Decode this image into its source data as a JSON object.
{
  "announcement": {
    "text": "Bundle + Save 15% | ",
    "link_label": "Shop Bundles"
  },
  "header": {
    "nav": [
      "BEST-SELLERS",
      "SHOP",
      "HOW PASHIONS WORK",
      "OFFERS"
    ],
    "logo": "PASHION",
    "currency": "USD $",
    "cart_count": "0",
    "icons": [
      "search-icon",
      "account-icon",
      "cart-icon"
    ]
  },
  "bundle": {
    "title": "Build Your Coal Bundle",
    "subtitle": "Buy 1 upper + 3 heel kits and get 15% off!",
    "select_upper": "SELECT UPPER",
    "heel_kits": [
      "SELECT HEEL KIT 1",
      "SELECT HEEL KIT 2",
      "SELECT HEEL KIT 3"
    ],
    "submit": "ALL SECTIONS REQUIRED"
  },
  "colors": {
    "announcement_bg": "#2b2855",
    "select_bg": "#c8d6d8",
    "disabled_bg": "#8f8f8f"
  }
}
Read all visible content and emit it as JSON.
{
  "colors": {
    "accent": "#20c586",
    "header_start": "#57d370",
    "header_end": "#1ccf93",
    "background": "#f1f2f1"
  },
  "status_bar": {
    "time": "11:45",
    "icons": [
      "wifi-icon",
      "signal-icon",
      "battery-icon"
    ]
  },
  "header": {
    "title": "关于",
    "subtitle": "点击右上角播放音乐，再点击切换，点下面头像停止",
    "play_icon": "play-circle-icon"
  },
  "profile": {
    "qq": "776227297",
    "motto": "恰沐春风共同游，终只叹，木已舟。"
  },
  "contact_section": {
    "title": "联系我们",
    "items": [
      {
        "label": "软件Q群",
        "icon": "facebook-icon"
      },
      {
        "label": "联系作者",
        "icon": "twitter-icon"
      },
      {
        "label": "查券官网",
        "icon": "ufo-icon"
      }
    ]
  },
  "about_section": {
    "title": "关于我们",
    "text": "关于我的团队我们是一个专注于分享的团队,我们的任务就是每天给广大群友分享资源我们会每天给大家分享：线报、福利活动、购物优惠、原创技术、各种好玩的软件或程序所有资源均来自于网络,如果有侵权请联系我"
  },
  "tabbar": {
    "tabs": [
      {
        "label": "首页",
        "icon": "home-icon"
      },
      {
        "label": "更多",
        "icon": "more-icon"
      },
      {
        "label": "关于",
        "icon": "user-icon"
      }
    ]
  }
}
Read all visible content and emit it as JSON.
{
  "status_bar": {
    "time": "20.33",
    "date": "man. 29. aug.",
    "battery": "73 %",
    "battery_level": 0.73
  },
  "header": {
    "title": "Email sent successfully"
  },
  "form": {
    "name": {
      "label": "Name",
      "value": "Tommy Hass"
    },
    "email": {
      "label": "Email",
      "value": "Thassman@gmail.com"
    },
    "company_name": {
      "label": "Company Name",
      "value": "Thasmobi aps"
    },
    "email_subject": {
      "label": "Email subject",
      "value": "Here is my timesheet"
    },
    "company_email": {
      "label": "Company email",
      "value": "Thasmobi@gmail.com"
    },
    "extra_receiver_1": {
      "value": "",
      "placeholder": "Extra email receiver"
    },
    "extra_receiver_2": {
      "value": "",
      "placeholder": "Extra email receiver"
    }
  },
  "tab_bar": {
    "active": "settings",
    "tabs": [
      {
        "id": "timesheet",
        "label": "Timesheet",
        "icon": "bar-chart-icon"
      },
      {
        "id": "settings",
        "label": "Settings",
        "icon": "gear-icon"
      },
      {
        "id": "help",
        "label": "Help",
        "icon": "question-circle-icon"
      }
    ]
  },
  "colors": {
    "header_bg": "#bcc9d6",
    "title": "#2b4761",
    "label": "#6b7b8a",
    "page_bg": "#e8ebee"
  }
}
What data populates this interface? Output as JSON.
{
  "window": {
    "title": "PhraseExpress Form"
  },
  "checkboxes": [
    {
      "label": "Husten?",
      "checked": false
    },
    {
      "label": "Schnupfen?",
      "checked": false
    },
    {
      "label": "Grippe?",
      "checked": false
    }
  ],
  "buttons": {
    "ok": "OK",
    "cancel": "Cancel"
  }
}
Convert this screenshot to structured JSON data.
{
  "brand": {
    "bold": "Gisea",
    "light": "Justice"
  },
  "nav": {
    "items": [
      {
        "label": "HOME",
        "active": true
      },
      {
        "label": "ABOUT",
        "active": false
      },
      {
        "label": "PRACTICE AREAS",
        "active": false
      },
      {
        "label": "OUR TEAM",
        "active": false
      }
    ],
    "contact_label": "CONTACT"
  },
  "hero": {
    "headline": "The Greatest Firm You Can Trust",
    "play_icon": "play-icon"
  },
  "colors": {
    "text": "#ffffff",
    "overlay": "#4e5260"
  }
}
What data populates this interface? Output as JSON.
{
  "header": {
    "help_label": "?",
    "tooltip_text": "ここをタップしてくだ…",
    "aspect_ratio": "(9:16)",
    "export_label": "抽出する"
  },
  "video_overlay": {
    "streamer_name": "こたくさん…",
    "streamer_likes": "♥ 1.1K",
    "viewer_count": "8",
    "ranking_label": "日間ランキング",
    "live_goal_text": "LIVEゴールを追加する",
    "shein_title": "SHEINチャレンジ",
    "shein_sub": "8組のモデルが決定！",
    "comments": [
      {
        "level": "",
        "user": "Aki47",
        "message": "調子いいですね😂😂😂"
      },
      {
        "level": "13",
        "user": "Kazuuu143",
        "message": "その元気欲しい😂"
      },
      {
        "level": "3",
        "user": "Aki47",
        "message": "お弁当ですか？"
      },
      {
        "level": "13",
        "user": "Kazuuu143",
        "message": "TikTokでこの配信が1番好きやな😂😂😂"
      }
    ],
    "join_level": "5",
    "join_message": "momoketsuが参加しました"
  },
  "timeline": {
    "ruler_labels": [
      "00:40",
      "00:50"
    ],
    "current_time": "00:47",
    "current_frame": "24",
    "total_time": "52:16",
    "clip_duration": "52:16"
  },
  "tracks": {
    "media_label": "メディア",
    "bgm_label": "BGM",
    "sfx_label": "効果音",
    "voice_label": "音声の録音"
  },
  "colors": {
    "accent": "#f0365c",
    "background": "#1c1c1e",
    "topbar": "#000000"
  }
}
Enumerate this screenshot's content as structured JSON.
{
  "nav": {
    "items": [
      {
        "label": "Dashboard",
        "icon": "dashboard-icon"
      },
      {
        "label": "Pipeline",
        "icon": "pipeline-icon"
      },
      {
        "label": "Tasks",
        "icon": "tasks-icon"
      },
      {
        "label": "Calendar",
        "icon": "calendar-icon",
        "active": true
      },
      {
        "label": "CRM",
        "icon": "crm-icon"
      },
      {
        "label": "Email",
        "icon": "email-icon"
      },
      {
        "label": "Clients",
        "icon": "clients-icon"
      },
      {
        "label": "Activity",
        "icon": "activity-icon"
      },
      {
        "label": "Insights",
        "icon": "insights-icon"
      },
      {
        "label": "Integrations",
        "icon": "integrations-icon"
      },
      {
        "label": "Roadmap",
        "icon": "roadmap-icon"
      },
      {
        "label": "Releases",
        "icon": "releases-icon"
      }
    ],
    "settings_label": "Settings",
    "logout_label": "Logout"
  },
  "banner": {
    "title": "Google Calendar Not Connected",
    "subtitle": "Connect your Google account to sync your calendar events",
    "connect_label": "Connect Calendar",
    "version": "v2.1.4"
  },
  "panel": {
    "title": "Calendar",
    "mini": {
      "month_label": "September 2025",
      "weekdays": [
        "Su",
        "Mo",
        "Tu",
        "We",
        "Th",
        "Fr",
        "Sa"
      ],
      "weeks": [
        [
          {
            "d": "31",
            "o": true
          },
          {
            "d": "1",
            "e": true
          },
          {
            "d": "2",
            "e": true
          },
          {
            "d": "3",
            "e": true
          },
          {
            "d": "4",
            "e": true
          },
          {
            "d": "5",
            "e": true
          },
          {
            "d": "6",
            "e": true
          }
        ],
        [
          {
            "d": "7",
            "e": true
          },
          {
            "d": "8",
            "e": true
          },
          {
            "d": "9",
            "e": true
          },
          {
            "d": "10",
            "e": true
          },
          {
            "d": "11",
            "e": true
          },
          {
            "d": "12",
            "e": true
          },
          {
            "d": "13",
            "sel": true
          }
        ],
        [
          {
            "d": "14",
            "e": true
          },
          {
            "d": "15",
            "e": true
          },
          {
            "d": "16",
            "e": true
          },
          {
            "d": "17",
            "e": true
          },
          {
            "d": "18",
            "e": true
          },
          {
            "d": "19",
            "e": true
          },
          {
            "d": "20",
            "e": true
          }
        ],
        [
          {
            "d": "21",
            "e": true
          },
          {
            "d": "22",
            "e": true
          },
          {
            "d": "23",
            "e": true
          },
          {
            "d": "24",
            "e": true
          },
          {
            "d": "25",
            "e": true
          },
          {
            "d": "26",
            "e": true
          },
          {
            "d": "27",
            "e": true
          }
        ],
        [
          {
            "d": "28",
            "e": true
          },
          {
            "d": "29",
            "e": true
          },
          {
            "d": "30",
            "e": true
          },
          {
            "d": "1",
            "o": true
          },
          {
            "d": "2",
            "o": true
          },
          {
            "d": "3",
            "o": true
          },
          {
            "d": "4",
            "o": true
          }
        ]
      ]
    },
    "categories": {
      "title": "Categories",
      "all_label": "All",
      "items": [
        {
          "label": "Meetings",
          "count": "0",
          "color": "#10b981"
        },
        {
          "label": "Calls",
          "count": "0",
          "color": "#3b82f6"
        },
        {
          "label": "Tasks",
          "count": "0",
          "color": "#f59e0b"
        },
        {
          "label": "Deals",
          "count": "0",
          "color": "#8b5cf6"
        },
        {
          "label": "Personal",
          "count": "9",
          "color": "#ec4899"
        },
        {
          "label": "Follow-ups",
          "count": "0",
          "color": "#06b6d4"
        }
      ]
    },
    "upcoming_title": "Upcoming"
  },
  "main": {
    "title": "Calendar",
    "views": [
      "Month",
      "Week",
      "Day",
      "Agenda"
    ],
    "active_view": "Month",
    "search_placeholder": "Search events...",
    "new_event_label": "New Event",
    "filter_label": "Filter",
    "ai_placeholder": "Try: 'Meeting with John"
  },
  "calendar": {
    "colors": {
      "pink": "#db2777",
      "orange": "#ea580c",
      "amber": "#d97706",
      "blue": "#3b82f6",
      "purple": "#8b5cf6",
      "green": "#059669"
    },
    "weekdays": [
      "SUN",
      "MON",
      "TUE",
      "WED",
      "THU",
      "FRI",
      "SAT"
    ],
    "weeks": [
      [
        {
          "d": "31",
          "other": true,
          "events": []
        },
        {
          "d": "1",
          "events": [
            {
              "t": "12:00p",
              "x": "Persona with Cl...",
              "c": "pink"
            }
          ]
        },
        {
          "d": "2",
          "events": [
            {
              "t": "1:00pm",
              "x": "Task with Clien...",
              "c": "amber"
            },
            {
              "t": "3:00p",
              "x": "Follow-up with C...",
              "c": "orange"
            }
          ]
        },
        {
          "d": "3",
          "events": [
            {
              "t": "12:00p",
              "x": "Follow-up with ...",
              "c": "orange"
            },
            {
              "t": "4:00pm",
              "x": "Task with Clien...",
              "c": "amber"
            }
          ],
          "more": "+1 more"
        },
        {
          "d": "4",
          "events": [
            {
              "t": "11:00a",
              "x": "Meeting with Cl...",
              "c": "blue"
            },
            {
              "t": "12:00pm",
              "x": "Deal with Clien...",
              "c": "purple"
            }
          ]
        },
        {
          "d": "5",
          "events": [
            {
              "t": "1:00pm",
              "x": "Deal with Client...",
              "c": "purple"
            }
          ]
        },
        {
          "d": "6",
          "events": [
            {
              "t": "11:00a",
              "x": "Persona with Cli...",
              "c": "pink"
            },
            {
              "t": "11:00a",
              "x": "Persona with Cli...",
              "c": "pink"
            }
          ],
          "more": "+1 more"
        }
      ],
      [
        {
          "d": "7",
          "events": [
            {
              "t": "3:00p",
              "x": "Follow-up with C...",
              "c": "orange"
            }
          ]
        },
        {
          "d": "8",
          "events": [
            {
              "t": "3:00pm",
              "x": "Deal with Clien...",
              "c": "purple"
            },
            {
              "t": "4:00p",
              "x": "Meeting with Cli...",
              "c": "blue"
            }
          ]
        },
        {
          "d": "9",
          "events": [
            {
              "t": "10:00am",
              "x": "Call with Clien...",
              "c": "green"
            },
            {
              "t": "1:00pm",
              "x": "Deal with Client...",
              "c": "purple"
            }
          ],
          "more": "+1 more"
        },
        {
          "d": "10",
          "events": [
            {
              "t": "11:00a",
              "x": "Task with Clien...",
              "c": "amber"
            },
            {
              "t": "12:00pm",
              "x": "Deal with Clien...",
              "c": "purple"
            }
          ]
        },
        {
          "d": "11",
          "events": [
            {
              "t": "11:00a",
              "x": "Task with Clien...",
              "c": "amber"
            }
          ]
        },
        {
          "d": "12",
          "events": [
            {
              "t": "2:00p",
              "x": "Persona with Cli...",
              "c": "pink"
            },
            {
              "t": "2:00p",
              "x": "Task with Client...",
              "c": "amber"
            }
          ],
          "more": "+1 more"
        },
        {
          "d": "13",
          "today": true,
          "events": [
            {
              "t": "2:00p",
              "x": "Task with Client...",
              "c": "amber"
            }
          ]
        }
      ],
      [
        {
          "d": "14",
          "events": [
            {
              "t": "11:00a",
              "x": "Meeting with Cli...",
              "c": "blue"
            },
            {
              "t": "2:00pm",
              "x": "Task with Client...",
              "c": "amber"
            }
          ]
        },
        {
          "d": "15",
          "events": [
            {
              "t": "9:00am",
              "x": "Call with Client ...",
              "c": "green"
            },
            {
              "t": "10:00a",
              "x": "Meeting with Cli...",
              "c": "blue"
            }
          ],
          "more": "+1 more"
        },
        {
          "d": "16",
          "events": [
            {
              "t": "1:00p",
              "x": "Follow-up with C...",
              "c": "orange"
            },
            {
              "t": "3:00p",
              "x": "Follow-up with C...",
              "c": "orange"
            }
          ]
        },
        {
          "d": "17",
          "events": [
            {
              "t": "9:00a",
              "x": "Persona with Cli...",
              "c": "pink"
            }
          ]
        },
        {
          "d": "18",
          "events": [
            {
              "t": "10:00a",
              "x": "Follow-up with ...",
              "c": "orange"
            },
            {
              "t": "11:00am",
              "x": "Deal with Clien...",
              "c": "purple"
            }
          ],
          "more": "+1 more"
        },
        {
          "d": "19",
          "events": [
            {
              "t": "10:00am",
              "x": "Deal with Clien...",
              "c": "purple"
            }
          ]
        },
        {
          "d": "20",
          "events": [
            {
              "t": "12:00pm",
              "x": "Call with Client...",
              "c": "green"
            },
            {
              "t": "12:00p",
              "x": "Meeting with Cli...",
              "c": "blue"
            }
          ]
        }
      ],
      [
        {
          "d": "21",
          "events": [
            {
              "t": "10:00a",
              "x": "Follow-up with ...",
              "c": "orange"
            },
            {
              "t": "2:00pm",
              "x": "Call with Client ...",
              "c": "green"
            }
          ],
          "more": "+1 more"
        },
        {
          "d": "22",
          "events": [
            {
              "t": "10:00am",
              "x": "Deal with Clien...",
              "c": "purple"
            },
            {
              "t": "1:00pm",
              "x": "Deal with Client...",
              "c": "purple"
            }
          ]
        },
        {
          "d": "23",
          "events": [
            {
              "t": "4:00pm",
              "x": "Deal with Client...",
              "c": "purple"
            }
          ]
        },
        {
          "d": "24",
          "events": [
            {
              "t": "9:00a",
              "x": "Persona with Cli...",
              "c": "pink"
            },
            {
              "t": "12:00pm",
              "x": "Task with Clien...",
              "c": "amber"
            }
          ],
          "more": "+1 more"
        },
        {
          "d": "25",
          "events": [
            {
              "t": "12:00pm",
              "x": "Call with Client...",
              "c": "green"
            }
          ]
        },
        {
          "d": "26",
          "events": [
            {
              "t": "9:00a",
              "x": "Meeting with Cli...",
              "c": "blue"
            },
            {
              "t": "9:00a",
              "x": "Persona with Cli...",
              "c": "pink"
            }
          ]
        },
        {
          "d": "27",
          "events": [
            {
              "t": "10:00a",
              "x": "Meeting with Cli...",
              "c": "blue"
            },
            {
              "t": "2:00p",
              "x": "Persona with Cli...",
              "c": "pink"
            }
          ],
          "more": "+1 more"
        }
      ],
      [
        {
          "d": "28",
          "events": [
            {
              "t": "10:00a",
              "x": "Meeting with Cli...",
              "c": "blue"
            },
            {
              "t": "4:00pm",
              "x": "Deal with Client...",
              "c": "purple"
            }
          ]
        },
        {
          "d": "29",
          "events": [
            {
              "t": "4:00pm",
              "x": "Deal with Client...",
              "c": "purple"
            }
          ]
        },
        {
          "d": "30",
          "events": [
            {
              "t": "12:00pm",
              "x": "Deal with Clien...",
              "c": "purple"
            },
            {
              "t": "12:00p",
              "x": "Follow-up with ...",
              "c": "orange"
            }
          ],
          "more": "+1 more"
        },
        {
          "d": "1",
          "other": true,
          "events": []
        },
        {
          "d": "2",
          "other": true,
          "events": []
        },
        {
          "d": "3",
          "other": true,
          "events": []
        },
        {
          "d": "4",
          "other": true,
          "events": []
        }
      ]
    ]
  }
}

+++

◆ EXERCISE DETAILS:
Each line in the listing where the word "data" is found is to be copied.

◆ WRITTEN SOLUTION:
Decode this image into its source data as a JSON object.
What data populates this interface? Output as JSON.
Convert this screenshot to structured JSON data.
What data populates this interface? Output as JSON.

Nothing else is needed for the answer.